Check every line of the entries for the string "face" and return the ones that contain it.

**Extracted information**
============================================================

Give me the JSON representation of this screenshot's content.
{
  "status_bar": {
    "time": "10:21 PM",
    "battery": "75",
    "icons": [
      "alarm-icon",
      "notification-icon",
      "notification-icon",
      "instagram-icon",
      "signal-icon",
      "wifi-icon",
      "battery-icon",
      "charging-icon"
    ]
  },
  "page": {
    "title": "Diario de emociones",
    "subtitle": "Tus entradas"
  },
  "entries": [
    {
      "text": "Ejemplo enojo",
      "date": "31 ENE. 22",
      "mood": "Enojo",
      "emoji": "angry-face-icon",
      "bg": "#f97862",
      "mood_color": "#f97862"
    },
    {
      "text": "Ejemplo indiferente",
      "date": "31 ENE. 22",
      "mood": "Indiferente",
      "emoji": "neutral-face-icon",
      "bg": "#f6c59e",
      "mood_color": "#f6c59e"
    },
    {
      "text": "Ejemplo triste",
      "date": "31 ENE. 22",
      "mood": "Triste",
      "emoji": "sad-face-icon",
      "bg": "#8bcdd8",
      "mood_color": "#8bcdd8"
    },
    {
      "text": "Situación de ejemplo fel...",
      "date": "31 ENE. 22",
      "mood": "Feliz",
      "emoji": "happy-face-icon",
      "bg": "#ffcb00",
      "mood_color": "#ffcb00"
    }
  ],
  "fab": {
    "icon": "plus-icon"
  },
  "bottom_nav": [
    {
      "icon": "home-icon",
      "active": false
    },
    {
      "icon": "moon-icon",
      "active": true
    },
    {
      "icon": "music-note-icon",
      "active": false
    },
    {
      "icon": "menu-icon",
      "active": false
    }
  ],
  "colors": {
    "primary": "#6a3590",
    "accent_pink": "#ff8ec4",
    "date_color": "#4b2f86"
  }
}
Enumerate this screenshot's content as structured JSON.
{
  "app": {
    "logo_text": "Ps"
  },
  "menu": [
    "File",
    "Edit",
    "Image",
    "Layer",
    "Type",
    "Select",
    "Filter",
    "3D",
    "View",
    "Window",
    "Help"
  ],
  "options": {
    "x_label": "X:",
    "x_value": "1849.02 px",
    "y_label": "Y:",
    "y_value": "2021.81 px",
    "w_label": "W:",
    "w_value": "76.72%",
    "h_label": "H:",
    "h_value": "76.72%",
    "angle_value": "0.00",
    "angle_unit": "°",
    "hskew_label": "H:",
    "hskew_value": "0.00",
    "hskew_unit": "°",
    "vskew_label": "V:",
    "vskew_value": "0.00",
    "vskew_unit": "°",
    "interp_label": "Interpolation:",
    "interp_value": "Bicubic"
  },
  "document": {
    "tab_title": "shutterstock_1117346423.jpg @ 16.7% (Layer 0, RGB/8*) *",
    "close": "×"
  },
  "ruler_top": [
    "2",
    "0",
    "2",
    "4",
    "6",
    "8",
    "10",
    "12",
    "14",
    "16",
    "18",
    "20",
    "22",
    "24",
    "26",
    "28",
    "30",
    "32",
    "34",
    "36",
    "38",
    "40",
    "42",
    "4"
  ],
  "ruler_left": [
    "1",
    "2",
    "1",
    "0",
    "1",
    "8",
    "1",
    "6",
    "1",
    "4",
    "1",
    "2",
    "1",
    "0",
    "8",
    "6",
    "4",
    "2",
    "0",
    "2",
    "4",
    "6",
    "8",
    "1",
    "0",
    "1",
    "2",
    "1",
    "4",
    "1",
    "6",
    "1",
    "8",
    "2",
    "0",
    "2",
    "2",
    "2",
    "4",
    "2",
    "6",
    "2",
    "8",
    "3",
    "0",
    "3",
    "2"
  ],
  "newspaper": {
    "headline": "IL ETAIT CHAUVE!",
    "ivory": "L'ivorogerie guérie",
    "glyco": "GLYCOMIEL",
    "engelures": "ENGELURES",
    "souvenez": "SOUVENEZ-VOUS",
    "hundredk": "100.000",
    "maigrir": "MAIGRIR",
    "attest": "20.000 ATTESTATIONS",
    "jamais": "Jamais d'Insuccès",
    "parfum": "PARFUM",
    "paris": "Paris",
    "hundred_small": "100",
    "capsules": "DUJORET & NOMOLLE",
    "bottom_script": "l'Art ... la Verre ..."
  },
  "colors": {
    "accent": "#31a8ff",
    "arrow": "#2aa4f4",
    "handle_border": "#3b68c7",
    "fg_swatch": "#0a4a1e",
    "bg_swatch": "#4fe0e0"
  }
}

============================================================

**Answer section**
      "emoji": "angry-face-icon",
      "emoji": "neutral-face-icon",
      "emoji": "sad-face-icon",
      "emoji": "happy-face-icon",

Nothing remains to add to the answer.